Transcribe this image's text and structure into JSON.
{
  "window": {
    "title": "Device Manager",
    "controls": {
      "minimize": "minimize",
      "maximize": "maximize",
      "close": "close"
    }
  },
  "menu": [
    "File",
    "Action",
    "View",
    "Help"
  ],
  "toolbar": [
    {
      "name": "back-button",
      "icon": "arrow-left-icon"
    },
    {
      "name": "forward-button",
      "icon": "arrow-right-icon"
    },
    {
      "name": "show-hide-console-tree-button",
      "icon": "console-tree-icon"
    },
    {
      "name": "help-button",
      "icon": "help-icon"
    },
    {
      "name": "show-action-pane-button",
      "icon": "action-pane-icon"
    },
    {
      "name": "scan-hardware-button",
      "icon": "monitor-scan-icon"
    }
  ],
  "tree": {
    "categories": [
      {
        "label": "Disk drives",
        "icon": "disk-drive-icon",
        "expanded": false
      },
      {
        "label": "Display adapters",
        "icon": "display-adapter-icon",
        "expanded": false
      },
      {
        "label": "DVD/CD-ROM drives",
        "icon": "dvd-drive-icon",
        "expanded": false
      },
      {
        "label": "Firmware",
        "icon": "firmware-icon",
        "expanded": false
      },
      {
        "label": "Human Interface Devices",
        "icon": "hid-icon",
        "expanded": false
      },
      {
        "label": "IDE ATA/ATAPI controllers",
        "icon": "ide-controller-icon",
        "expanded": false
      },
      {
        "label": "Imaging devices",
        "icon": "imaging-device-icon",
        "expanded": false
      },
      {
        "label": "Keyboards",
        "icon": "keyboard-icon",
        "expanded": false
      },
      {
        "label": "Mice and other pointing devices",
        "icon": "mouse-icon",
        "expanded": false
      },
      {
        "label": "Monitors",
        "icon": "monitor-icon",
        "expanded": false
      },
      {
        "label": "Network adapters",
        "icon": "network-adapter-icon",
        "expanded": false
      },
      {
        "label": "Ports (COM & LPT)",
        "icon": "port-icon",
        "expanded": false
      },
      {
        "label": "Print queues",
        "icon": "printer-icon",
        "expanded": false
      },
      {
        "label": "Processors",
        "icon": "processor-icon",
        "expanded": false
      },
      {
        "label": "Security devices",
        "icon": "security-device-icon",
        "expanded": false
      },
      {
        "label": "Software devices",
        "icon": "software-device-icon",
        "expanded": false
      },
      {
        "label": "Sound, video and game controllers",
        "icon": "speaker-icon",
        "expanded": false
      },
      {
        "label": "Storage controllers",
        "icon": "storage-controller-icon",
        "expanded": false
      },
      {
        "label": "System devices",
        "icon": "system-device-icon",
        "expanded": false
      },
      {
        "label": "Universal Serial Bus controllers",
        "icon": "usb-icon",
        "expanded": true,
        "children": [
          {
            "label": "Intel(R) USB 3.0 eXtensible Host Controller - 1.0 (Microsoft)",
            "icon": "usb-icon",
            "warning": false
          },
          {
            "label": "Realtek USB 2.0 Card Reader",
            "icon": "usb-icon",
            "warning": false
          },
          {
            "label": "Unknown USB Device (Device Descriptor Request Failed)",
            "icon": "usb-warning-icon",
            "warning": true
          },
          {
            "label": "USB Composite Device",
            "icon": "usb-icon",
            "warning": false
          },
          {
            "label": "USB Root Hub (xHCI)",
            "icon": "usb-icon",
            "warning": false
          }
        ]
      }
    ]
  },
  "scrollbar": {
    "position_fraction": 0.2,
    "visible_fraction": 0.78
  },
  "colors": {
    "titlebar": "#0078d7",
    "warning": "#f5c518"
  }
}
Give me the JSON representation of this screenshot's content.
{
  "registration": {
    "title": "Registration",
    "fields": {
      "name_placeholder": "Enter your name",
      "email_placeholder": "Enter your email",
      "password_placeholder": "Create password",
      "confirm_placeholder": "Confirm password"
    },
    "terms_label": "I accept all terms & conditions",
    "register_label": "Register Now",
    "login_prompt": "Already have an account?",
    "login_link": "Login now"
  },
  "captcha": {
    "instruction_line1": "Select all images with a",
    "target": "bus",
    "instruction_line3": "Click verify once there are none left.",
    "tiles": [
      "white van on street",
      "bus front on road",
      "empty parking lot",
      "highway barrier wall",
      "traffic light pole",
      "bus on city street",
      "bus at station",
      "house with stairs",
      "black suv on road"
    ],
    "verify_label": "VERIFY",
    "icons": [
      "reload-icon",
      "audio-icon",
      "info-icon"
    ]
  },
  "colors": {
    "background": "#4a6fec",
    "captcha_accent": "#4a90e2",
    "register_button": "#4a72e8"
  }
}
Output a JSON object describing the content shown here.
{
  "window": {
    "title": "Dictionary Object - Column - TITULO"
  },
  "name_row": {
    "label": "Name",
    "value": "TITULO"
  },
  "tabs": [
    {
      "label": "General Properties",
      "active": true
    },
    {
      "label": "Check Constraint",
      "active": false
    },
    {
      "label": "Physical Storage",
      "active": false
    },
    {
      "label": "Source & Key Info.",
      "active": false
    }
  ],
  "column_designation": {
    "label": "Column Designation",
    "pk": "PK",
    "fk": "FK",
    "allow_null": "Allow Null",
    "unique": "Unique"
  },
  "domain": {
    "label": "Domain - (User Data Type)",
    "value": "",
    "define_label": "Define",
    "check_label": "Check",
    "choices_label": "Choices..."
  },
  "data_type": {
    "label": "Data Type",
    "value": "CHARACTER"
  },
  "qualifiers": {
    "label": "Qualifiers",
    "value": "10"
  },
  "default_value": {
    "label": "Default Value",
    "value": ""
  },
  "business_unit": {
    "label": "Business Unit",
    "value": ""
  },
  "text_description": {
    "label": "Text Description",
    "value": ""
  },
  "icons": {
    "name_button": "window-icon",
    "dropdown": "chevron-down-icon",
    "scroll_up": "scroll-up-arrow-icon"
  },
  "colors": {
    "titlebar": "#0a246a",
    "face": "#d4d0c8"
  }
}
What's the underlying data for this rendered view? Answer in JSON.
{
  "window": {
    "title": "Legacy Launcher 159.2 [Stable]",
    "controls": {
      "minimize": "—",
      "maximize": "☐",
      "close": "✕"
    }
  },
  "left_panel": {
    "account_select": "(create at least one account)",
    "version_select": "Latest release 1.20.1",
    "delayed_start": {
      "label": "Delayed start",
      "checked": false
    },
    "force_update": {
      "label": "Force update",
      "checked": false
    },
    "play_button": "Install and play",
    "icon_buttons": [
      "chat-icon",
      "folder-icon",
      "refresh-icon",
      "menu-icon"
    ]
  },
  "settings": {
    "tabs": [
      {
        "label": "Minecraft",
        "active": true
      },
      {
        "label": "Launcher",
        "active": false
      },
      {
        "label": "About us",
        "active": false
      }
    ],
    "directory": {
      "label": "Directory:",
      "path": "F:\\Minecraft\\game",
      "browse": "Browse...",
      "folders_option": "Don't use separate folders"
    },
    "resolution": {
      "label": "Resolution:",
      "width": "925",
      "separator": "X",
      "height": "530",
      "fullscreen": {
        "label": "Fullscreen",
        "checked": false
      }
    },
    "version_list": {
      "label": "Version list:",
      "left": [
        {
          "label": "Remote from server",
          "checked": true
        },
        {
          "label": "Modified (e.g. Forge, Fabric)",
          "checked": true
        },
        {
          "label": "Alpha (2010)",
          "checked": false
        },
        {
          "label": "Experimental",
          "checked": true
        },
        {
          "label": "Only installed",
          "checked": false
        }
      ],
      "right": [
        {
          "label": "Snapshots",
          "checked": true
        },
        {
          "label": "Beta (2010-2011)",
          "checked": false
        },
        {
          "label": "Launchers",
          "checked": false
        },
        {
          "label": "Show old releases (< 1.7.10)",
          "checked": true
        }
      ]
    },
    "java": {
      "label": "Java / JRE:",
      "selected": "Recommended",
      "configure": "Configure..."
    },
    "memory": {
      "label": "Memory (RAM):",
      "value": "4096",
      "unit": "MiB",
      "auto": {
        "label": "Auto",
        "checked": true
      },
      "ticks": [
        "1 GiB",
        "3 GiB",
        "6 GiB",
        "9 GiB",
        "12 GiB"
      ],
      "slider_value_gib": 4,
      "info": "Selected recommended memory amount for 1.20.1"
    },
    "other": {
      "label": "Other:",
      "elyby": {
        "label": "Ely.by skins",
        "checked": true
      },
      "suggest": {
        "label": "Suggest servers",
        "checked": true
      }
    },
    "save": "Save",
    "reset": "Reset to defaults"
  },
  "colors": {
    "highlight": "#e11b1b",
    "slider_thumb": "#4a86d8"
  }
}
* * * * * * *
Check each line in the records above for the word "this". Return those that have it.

_Task answer_
Transcribe this image's text and structure into JSON.
Give me the JSON representation of this screenshot's content.
What's the underlying data for this rendered view? Answer in JSON.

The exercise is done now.